Japan leads the world in robot technology by using robots in restaurant kitchens to make sushi and chop vegetables. They are also important earlier in food production, planting rice and tending growing crops. Additionally, robots work as receptionists, cleaners and drink servers. Some robots specialize in making coffee, starting with the beans, while others can be hired as a barman to serve drinks at parties or working behind a bar. The makers of such robots claim a savings of up to 20 percent on the cost of spilled drinks.
Elderly people living in assisted care facilities or nursing homes can also benefit from robots. A Korean robot in the shape of a chair can carry human beings weighing up to 220 pounds and is controlled with a simple joystick. Robots can help the elderly get out of bed and can even provide a sense of companionship for those who are lonely.
Police forces use robots to check buildings to pinpoint the location of criminals they expect to be armed and dangerous. Remotely controlled robots are used to check out suspect cars for booby traps, which they are also programmed to disarm. In the event of a hostage situation where police are unable to get too close, they can send in a robot to collect audio and visual data that will help them better assess the situation and make more informed decisions about how to proceed. Crime fighting robots are helpful in any situation that would be too dangerous for people.

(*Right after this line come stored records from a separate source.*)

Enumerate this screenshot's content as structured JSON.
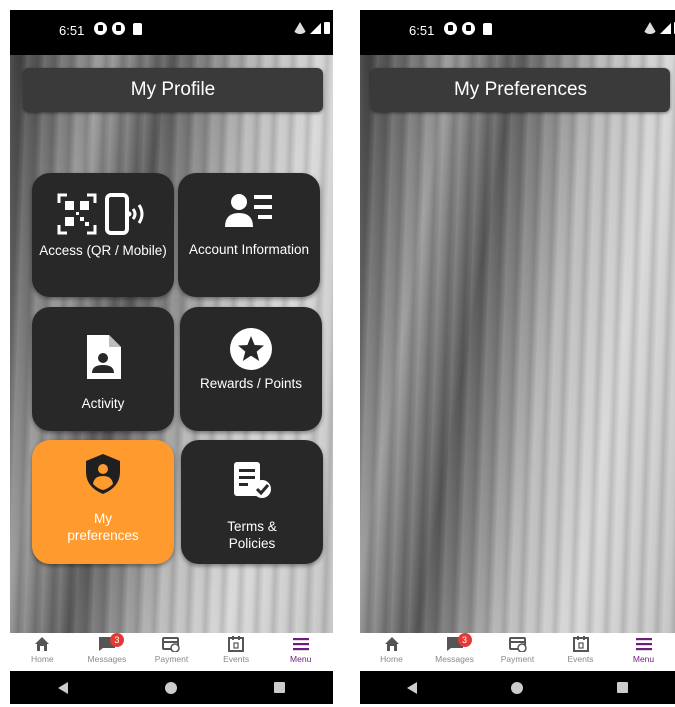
{
  "status": {
    "time": "6:51"
  },
  "profile_screen": {
    "title": "My Profile",
    "tiles": [
      {
        "label": "Access  (QR / Mobile)",
        "icon": "qr-mobile-icon"
      },
      {
        "label": "Account Information",
        "icon": "account-card-icon"
      },
      {
        "label": "Activity",
        "icon": "document-person-icon"
      },
      {
        "label": "Rewards / Points",
        "icon": "star-badge-icon"
      },
      {
        "label": "My preferences",
        "icon": "shield-person-icon",
        "selected": true
      },
      {
        "label": "Terms & Policies",
        "icon": "document-check-icon"
      }
    ]
  },
  "preferences_screen": {
    "title": "My Preferences"
  },
  "tabbar": {
    "items": [
      {
        "label": "Home",
        "icon": "home-icon"
      },
      {
        "label": "Messages",
        "icon": "chat-icon",
        "badge": "3"
      },
      {
        "label": "Payment",
        "icon": "payment-icon"
      },
      {
        "label": "Events",
        "icon": "calendar-icon"
      },
      {
        "label": "Menu",
        "icon": "menu-icon",
        "active": true
      }
    ]
  },
  "colors": {
    "tile": "#282828",
    "tile_selected": "#ff9a2e",
    "accent": "#6b1f7a",
    "badge": "#e53935"
  }
}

Hospitals can program robots to distribute medication to patients. They can also be programmed to interface with intelligent hospital elevators to reach any floor and return to the hospital pharmacy for refilling.Robots in medicine even perform complex surgeries. Though a surgeon sits at the controls and sees everything through a camera, a robotic arm conducts the actual surgery, which helps maximize precision in delicate surgeries.
Children are a major market for service robots. An early childhood education center in San Diego, California employs a robot as a teacher's assistant. The robot teaches the kids to sing and can help them to sound out words. Robotic toys are readily available for children of all ages and can help kids start to think about how things work from an early age.
Another robot, called Spykee, is Wi-Fi friendly. Controlled through the Internet, it can be made to watch, hear, monitor and speak on demand. It takes pictures, records videos, makes phone calls and protects the family home through video surveillance.
Around the home
Called the vacuum cleaner with a brain, Dyson’s Robotic Cleaner memorizes the complete layout of a house and covers every area of every room, making up to 10 decisions per second. Meanwhile, in the yard, another robot is simultaneously cutting and mulching the grass, while a third is cleaning the pool, checking the chemical mix of the water and calculating the life left in the filters.
About the Author
Peter Staples has been writing professionally since 1965, in journalism and public relations. He has worked for “The Times," BBC online and other outlets in England, plus Australian newspapers “Sydney Morning Herald” and "Melbourne Age." Staples holds a Bachelor of Arts in English and history from the U.K.’s Open University.